__EXERCISE OBJECTIVE__: All of the data must be written out verbatim, with pictures excluded.

───── DATA ─────

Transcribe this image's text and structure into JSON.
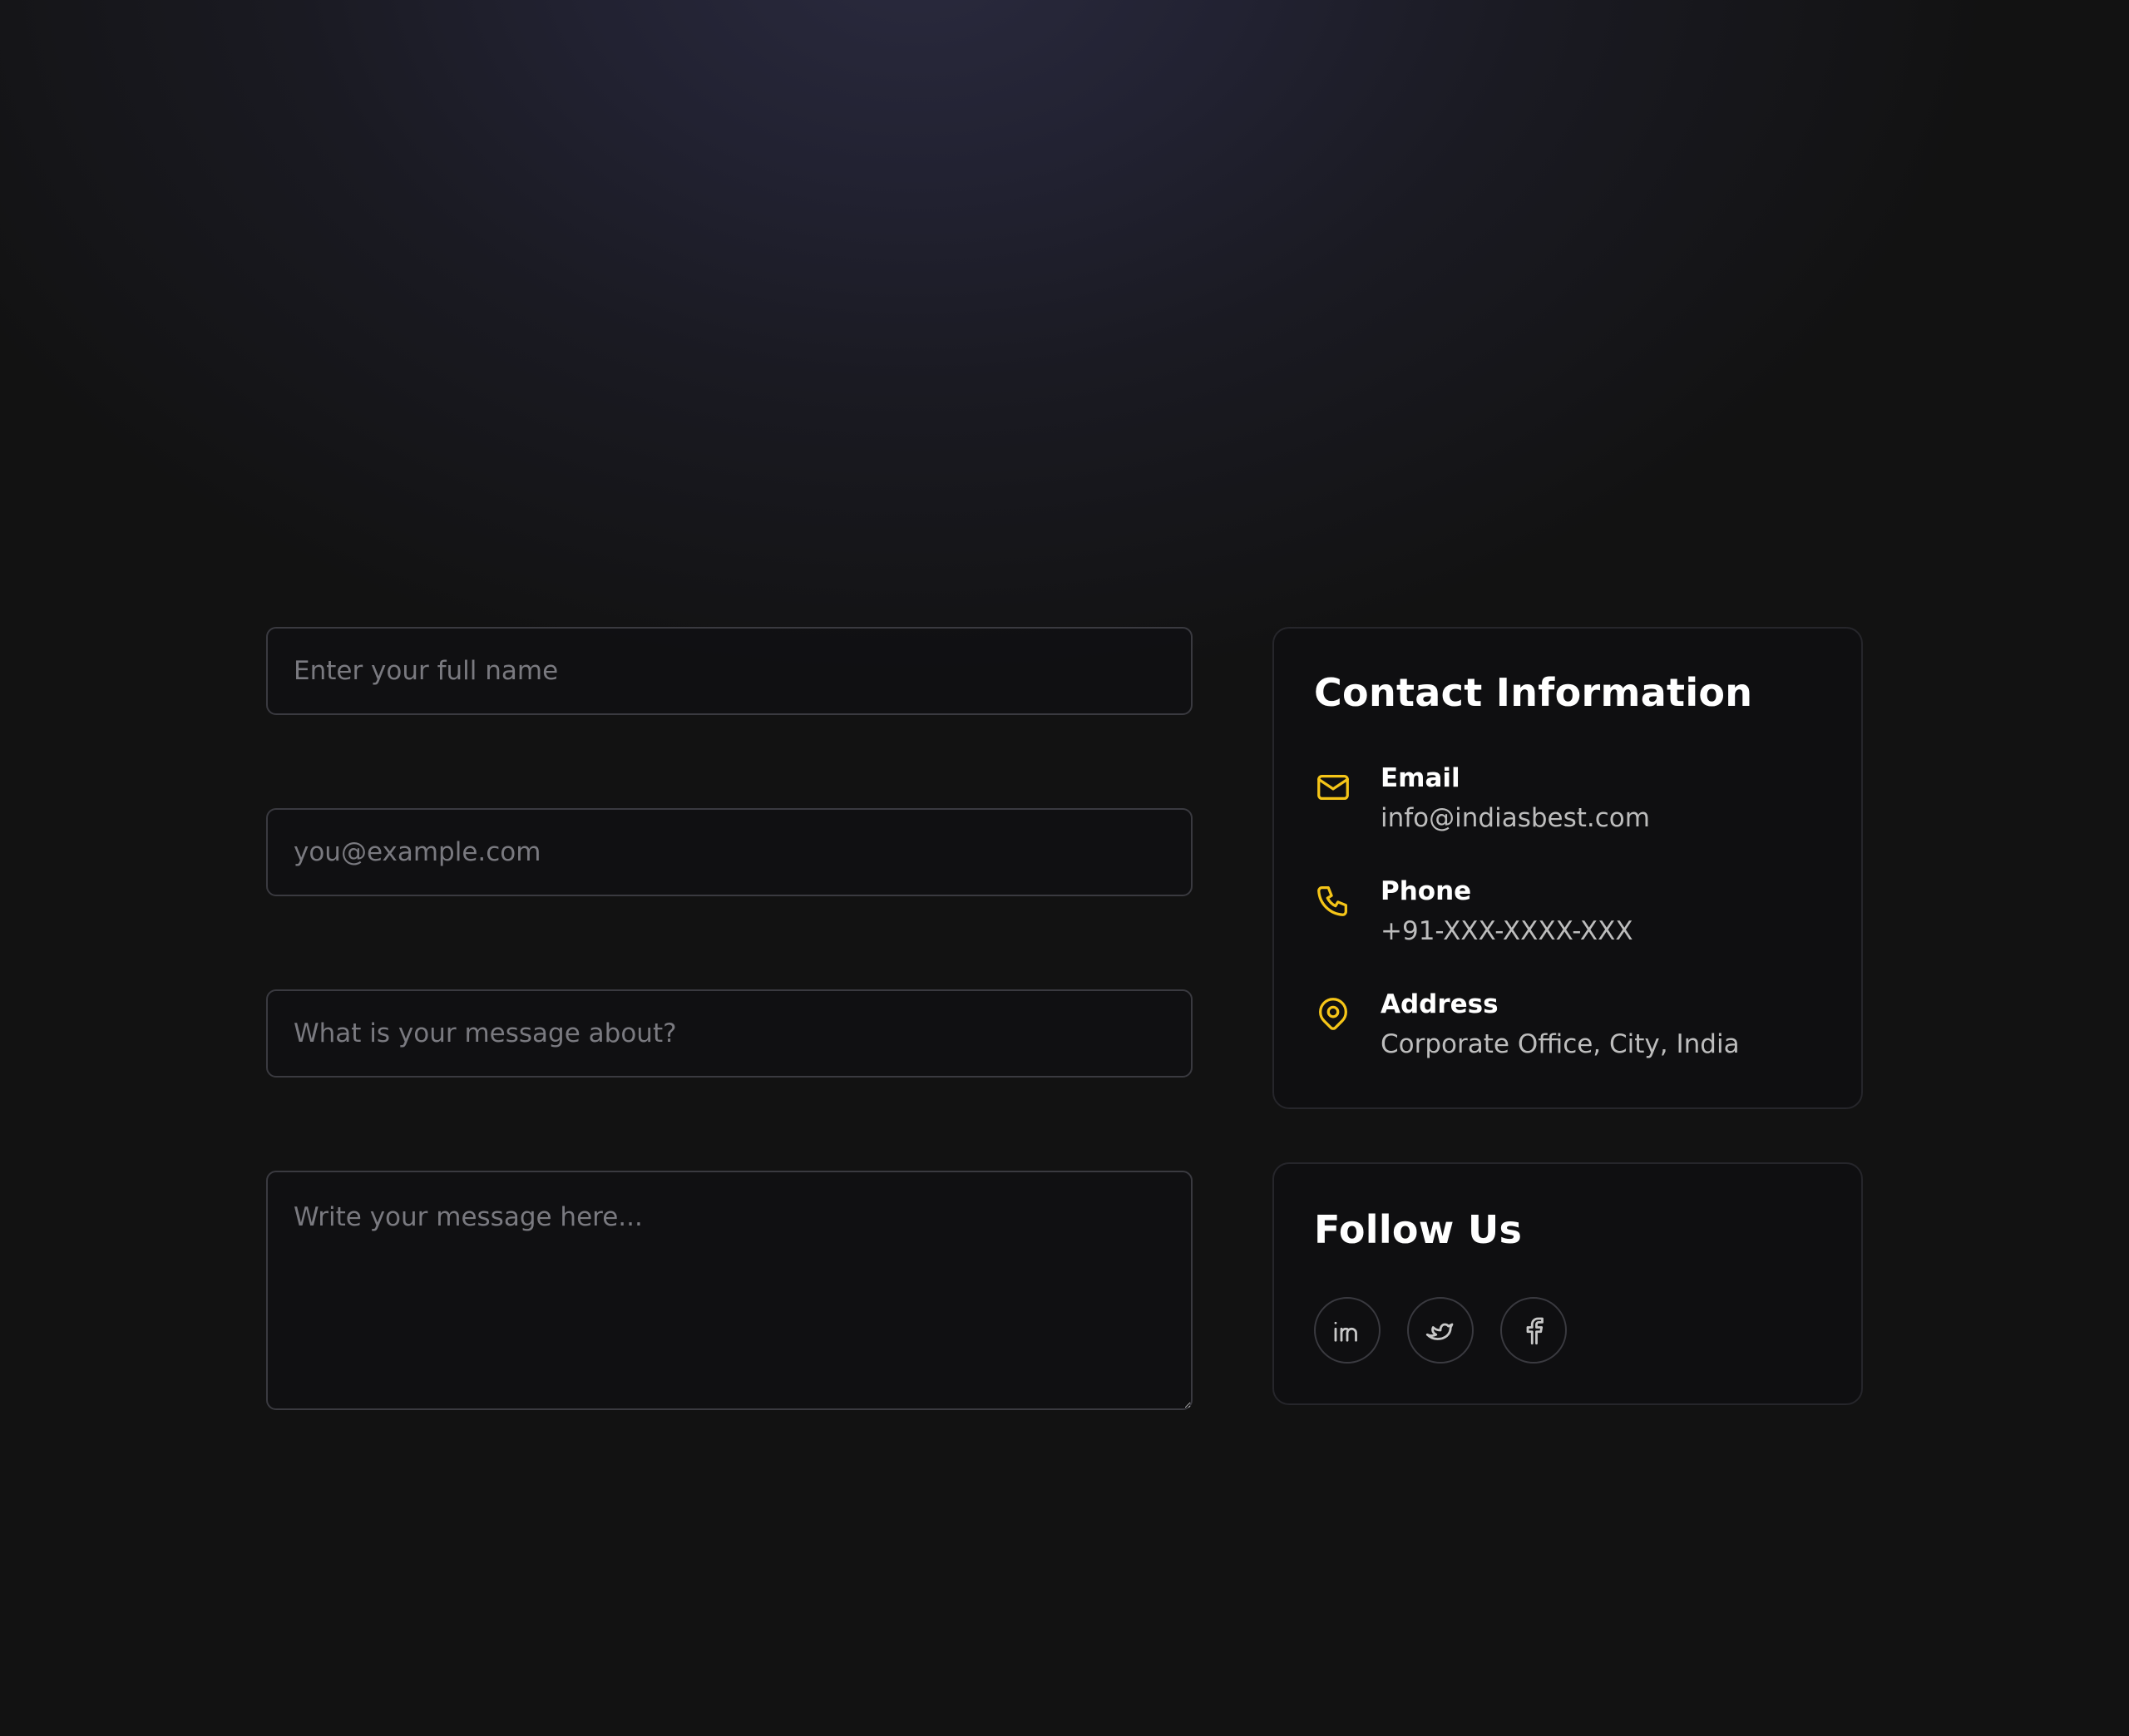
{
  "form": {
    "name_placeholder": "Enter your full name",
    "email_placeholder": "you@example.com",
    "subject_placeholder": "What is your message about?",
    "message_placeholder": "Write your message here..."
  },
  "contact": {
    "title": "Contact Information",
    "items": [
      {
        "icon": "mail-icon",
        "label": "Email",
        "value": "info@indiasbest.com"
      },
      {
        "icon": "phone-icon",
        "label": "Phone",
        "value": "+91-XXX-XXXX-XXX"
      },
      {
        "icon": "map-pin-icon",
        "label": "Address",
        "value": "Corporate Office, City, India"
      }
    ]
  },
  "follow": {
    "title": "Follow Us",
    "socials": [
      "linkedin-icon",
      "twitter-icon",
      "facebook-icon"
    ]
  },
  "colors": {
    "accent": "#f5c518",
    "background": "#121212",
    "card_border": "#26262b",
    "text_primary": "#ffffff",
    "text_secondary": "#bdbdbd",
    "placeholder": "#7a7a80"
  }
}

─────

__PROBLEM SOLUTION__:
Transcribe this image's text and structure into JSON.
{
  "form": {
    "name_placeholder": "Enter your full name",
    "email_placeholder": "you@example.com",
    "subject_placeholder": "What is your message about?",
    "message_placeholder": "Write your message here..."
  },
  "contact": {
    "title": "Contact Information",
    "items": [
      {
        "icon": "mail-icon",
        "label": "Email",
        "value": "info@indiasbest.com"
      },
      {
        "icon": "phone-icon",
        "label": "Phone",
        "value": "+91-XXX-XXXX-XXX"
      },
      {
        "icon": "map-pin-icon",
        "label": "Address",
        "value": "Corporate Office, City, India"
      }
    ]
  },
  "follow": {
    "title": "Follow Us",
    "socials": [
      "linkedin-icon",
      "twitter-icon",
      "facebook-icon"
    ]
  },
  "colors": {
    "accent": "#f5c518",
    "background": "#121212",
    "card_border": "#26262b",
    "text_primary": "#ffffff",
    "text_secondary": "#bdbdbd",
    "placeholder": "#7a7a80"
  }
}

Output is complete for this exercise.